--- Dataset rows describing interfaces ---
- - -
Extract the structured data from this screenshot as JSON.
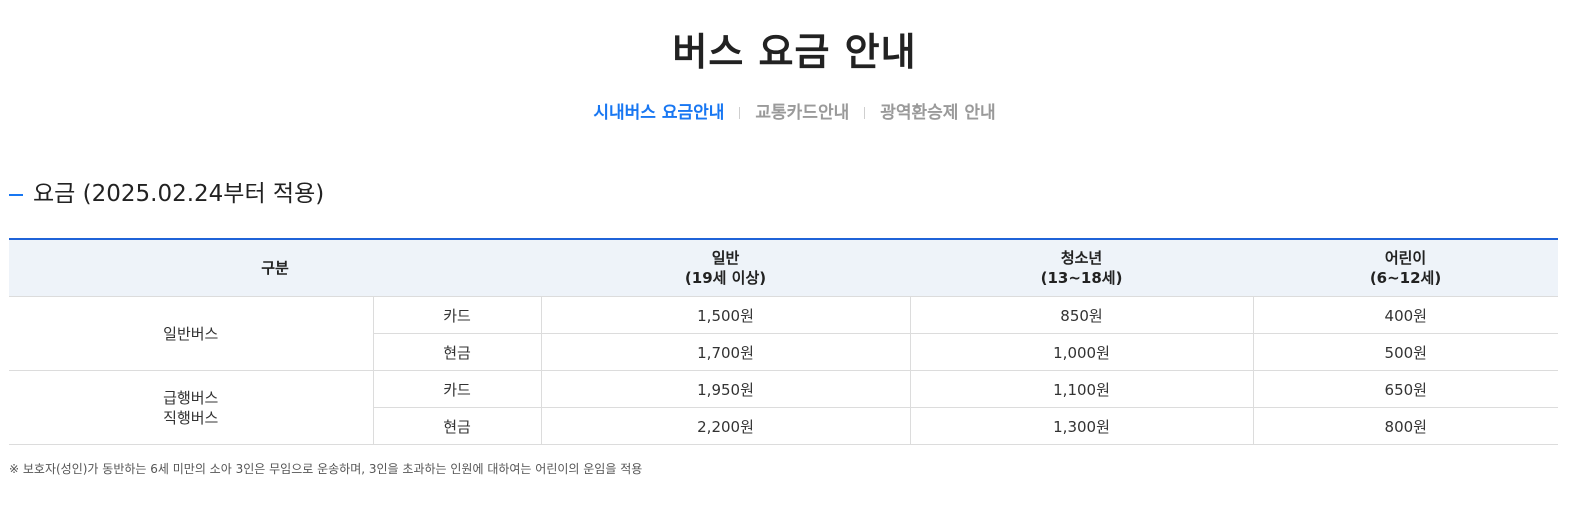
{
  "page": {
    "title": "버스 요금 안내"
  },
  "tabs": [
    {
      "label": "시내버스 요금안내",
      "active": true
    },
    {
      "label": "교통카드안내",
      "active": false
    },
    {
      "label": "광역환승제 안내",
      "active": false
    }
  ],
  "section": {
    "title": "요금 (2025.02.24부터 적용)"
  },
  "table": {
    "header": {
      "category": "구분",
      "general_line1": "일반",
      "general_line2": "(19세 이상)",
      "youth_line1": "청소년",
      "youth_line2": "(13~18세)",
      "child_line1": "어린이",
      "child_line2": "(6~12세)"
    },
    "groups": [
      {
        "label_line1": "일반버스",
        "label_line2": "",
        "rows": [
          {
            "method": "카드",
            "general": "1,500원",
            "youth": "850원",
            "child": "400원"
          },
          {
            "method": "현금",
            "general": "1,700원",
            "youth": "1,000원",
            "child": "500원"
          }
        ]
      },
      {
        "label_line1": "급행버스",
        "label_line2": "직행버스",
        "rows": [
          {
            "method": "카드",
            "general": "1,950원",
            "youth": "1,100원",
            "child": "650원"
          },
          {
            "method": "현금",
            "general": "2,200원",
            "youth": "1,300원",
            "child": "800원"
          }
        ]
      }
    ]
  },
  "note": "※ 보호자(성인)가 동반하는 6세 미만의 소아 3인은 무임으로 운송하며, 3인을 초과하는 인원에 대하여는 어린이의 운임을 적용",
  "colors": {
    "accent": "#1877f2",
    "header_bg": "#eef3f9",
    "table_top_border": "#1f63d8"
  }
}
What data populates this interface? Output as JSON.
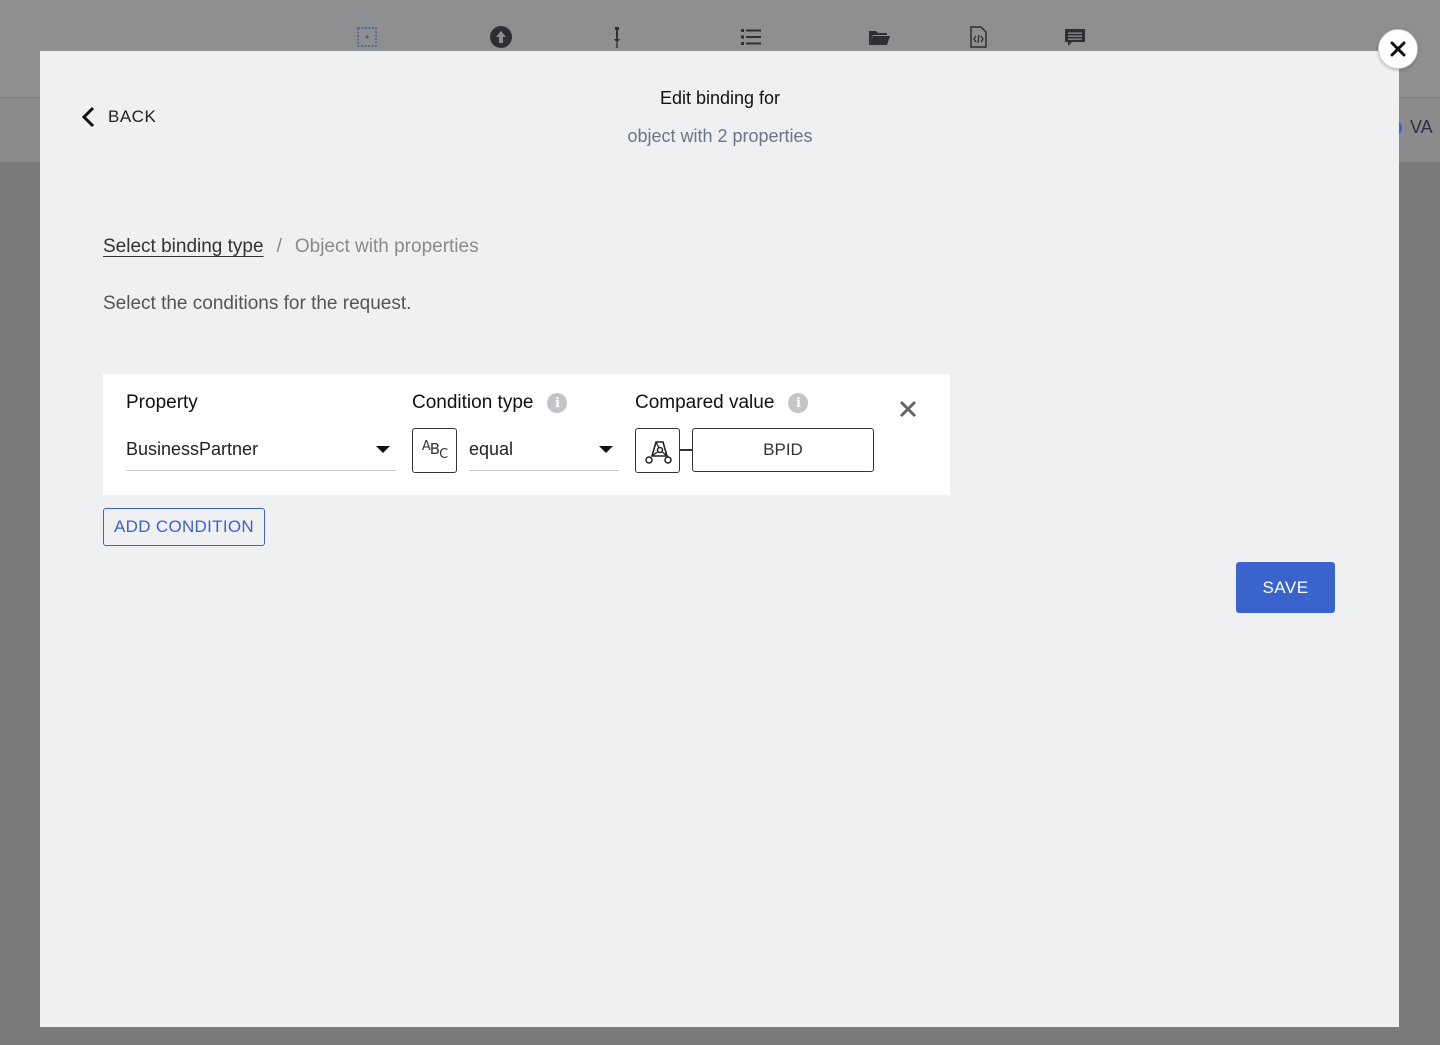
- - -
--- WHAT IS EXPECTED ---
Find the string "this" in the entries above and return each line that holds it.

--- TASK OUTPUT ---
Extract the structured data from this screenshot as JSON.
What data populates this interface? Output as JSON.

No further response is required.